For the first time Saturday, Tampa Bay area horse racing fans can bet on Breeders' Cup races while watching them at Tampa Bay Downs. The track will show the NBC broadcast of the prestigious $10-million horse racing event from Belmont Park, N.Y., on three large-screen televisions in the three-level clubhouse. Food and beverages will be available.

More than 1,500 people are expected, a Tampa Bay Downs official said. Admission is $1. Parking is free.

"Most people sit and watch it on TV," said Downs general manager Lorraine King. "But now you can bet on the races and yell and scream with people who bet on the same horse with you."

Gates open at 11 a.m. Saturday and post time is noon. Thirteen races will be shown _ four from Calder Race Course in Miami, seven from the Breeders' Cup, then two more from Calder. The first Breeders' Cup race starts at 1:55 p.m.

For more information, call the track at 855-4401.

The seven Breeders' Cup races are the Classic, the Distaff, Juvenile Fillies, Juvenile, Turf, Mile and Sprint.

Among starters in the 1\-mile Classic will be Kentucky Derby winner Unbridled, Jockey Club Gold Cup winner Flying Continental, Woodward winner Dispersal, Belmont Stakes winner Go and Go, and Travers winner Rhythm.

Bayakoa, winner of six of nine races this year, is a favorite in the Distaff, a $1-million race at 1[ miles. Also challenging will be Go for Wand, Gorgeous, and Colonial Waters.

Another of the country's top fillies will be going in the $1-million Juvenile Fillies at 1/ miles. Meadow Star, a 2-year-old, has won all six of her career starts.

The $1-million Juvenile for 2-year-old colts over 1/ miles should be more wide open. Best Pal, winner of five of six career starts, and Deposit Ticket, who won three in a row this summer, top the field.

Both the $2-million Turf, at 1{ miles, and the $1-million Mile will be run on grass, and they could be showplaces for European talent. Cacoethes, who made his American debut by winning the Turf Classic on Oct. 7 at Belmont, and Arc de Triomphe winner Saumarez are among the best. Steinlen, bred in Great Britain, will defend his title in the Mile.

Dancing Spree is back to defend his title in the $1-million Sprint over six furlongs. No horse has ever won this race consecutively.

"Angel Cordero will ride Dancing Spree again, and we hope we can do as well as we did last year," trainer Shug McGaughey said.

Entries for each of the races will be made today, with fields limited to 14.

The past three years, the winner of the featured Classic has gone on to become Horse of the Year. In 1987 it was Ferdinand, followed by Alysheba in '88 and Sunday Silence last year. But trainer D. Wayne Lukas said that shouldn't happen this year _ that the honor belongs to a horse that won't even be in the Classic.
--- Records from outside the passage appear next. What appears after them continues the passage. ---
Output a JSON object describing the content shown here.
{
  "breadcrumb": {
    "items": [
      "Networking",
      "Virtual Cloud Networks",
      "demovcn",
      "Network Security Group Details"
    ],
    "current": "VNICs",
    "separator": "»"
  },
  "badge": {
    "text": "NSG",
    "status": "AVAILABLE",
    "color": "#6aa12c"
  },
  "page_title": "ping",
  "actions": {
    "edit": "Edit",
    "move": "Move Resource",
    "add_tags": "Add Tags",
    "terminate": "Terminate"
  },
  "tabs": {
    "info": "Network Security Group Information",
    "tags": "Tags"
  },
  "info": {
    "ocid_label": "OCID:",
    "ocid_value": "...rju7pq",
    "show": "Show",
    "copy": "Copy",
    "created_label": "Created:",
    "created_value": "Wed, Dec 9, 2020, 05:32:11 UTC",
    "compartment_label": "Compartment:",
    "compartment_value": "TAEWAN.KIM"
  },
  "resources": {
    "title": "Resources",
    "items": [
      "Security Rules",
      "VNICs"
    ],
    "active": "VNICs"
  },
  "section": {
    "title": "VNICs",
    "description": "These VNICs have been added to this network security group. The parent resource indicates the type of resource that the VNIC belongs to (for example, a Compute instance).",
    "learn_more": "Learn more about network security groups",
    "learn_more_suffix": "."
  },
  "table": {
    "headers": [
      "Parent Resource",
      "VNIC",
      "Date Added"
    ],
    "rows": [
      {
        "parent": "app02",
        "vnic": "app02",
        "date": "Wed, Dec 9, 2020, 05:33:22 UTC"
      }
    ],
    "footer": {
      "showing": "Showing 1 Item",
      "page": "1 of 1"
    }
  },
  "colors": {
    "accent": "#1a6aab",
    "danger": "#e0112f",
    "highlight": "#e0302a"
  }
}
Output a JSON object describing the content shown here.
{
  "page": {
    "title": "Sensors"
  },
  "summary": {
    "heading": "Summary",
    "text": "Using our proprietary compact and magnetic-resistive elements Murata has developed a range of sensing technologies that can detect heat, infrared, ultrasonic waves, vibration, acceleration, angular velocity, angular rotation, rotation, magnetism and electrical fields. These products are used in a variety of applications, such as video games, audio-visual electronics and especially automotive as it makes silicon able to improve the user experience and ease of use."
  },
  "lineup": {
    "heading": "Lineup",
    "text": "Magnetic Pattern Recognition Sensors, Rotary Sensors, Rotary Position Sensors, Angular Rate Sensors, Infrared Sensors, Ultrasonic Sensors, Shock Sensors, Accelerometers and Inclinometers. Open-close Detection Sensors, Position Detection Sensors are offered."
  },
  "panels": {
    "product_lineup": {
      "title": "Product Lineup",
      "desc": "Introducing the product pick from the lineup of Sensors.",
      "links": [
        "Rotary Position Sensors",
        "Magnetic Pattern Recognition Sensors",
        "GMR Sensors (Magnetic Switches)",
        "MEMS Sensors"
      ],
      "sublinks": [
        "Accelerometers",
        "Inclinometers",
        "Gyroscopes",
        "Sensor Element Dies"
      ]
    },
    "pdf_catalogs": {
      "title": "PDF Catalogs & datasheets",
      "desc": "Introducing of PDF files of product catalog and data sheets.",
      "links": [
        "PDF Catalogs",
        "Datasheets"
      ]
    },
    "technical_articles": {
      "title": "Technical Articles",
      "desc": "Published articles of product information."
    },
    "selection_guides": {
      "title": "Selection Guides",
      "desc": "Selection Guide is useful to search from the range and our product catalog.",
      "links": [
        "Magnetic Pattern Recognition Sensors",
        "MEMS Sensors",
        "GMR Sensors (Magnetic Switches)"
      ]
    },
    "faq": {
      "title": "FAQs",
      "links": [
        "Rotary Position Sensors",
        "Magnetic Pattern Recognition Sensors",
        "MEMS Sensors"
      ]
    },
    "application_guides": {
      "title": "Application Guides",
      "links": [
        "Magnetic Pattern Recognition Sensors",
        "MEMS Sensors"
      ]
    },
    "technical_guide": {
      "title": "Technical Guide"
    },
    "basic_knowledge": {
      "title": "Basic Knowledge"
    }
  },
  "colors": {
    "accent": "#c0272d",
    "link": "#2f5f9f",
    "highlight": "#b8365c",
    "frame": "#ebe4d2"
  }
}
His Criminal Type was sidelined with a sore ankle after winning seven of 11 starts this year and $2.2-million, including impressive victories over Housebuster, Easy Goer and Sunday Silence.

Easy Goer and Sunday Silence have since been retired, andHousebuster was sidelined by injury. Another contender, Summer Squall, bled after the Meadowlands Cup and was taken out of training.

"If he (Criminal Type) doesn't win, then I'll start skipping big stakes races," Lukas said Tuesday. "If all you've got to do is win one race, then that's what I'll do."